She took her passion for horses to the University of New Hampshire, where she received a bachelor of science degree in animal science and began working on farms with various livestock including sheep, dairy cows, and chickens. After graduating, she had the opportunity to work on a dairy farm in Ireland to assist in calving and rotational grazing.
Bass received a master’s degree in animal science from Cornell University, where she discovered her passion for protecting water quality through nutrient management and other sustainable practices. During her free time, Bass likes to go hiking and camping with her dog and go swimming.
Leo Ruiz, Community Health Worker, Extension Bridges to Health Program
Leo Ruiz is a community health worker for Bridges to Health in Franklin and Grand Isle counties.

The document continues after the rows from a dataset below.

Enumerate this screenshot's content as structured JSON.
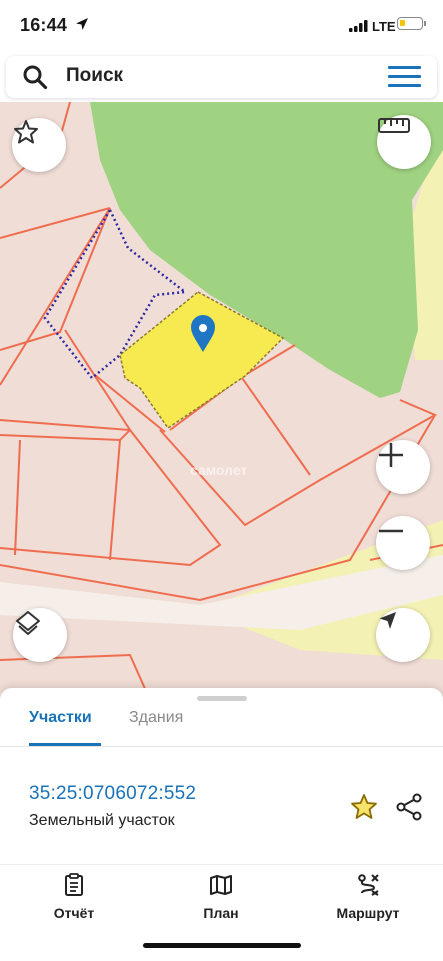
{
  "status_bar": {
    "time": "16:44",
    "network": "LTE",
    "battery_color": "#f5c400"
  },
  "search": {
    "placeholder": "Поиск",
    "icon": "search-icon",
    "menu_icon": "hamburger-menu-icon"
  },
  "map": {
    "buttons": [
      "favorites-star-icon",
      "ruler-icon",
      "zoom-in-icon",
      "zoom-out-icon",
      "layers-icon",
      "my-location-icon"
    ],
    "watermark": "самолет",
    "colors": {
      "parcel_fill": "#f2d6cf",
      "parcel_border": "#ef6d4f",
      "selected_fill": "#f6ea50",
      "forest": "#9fd281",
      "field": "#f3f1b4",
      "dotted_border": "#2b2aa5",
      "marker": "#1f76c5"
    }
  },
  "sheet": {
    "tabs": [
      {
        "label": "Участки",
        "active": true
      },
      {
        "label": "Здания",
        "active": false
      }
    ],
    "parcel": {
      "cadastral_number": "35:25:0706072:552",
      "type": "Земельный участок"
    },
    "accent": "#1a72b8",
    "favorite_color": "#e3b51e"
  },
  "bottom_nav": [
    {
      "label": "Отчёт",
      "icon": "report-icon"
    },
    {
      "label": "План",
      "icon": "map-plan-icon"
    },
    {
      "label": "Маршрут",
      "icon": "route-icon"
    }
  ]
}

In this role, Ruiz assists migrant workers and their families to connect them with medical and dental services and related paperwork. He began working with Extension in December, 2023.

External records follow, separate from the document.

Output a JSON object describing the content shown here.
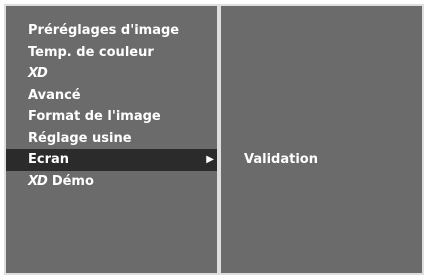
{
  "menu": {
    "items": [
      {
        "label": "Préréglages d'image"
      },
      {
        "label": "Temp. de couleur"
      },
      {
        "label": "XD"
      },
      {
        "label": "Avancé"
      },
      {
        "label": "Format de l'image"
      },
      {
        "label": "Réglage usine"
      },
      {
        "label": "Ecran",
        "selected": true,
        "arrow": "▶"
      },
      {
        "logo": "XD",
        "label": "Démo"
      }
    ]
  },
  "submenu": {
    "items": [
      {
        "label": "Validation"
      }
    ]
  },
  "colors": {
    "panel": "#6b6b6b",
    "border": "#dedede",
    "selected": "#2b2b2b",
    "text": "#ffffff"
  }
}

Ruiz was born and raised in Cordoba, Veracruz in Mexico. He moved to Vermont in 2021 and really likes living here. He loves eating and cooking, outdoor activities, sports, videogames and traveling.
Prior to this role, Ruiz was working in the food industry where he had a chance to meet a lot of international people from different cultures. He is excited to be working with Bridges to Health because it is a good way to help others.
Maddox Gabriel Wilson, Northeast Kingdom Regional Coordinator, Migrant Health & Education
Wilson lives in the Northeast Kingdom (NEK) and has worked all over the region in a wide variety of settings including farms, schools, local organizations and more. She grew up out west in Colorado and Utah but has found home and community in the NEK.
Wilson enjoys meeting people, hearing their stories, running around in the woods and learning about traditions and ways of life around the world. She is excited to connect deeper with farms and migrant workers in the NEK in this new role.
Jascha Pick, Grazing Program Coordinator/Specialist, Center for Sustainable Agriculture
Jascha Pick brings extensive grazing experience to UVM Extension, which includes operating and expanding his own grazing operation in Danville, Vermont for 14 years. He has also worked on numerous other diversified farms in Vermont.
Pick holds a bachelor’s degree in sustainable agriculture from Sterling College, and currently serves on the board of the Vermont Grass Farmers Association.
In his role with UVM Extension, he will coordinate grazing programming across the organization, and provide technical assistance to pasture-based farmers in the Connecticut River Valley of Vermont and beyond. Pick will be based in Extension’s St. Johnsbury office.
Emma Tracy, Postdoctoral Associate, Community Development and Applied Economics
Emma Tracy is a plant scientist who is passionate about the intersection of crop genetic improvement and consumer needs/end use quality.
She is joining Dr. Anaka Aiyar’s team in Community Development and Applied Economics, and the Food Systems Research Center to investigate the sustainability of plant-based protein production in the Northeast.
Prior to UVM, Tracy was an Extension specialist in plant pathology and 4-H at Montana State University, and worked as a postdoctoral associate focused on computational biology at Cornell University.
She is excited to be joining such a diverse and collaborative team and looks forward to exploring Vermont.
Sam Bliss, Postdoctoral Associate, Nutrition and Food Sciences
Sam Bliss is a postdoctoral fellow in nutrition and food sciences. In this role, he is teaching ecological economics in the Community Development and Applied Economics Department, and continuing his research on how home and wild food production interact with food security in Vermont and Maine.
Bliss was formerly a graduate assistant in Community Development and Applied Economics and the Rubenstein School for the Environment.
Sam also co-organizes Food Not Bombs Burlington and co-fronts local folk-punk band Marxist Jargon.
More New Hires
Amy Finley, Lecturer, Nutrition and Food Sciences (formerly a graduate assistant in the UVM Graduate College).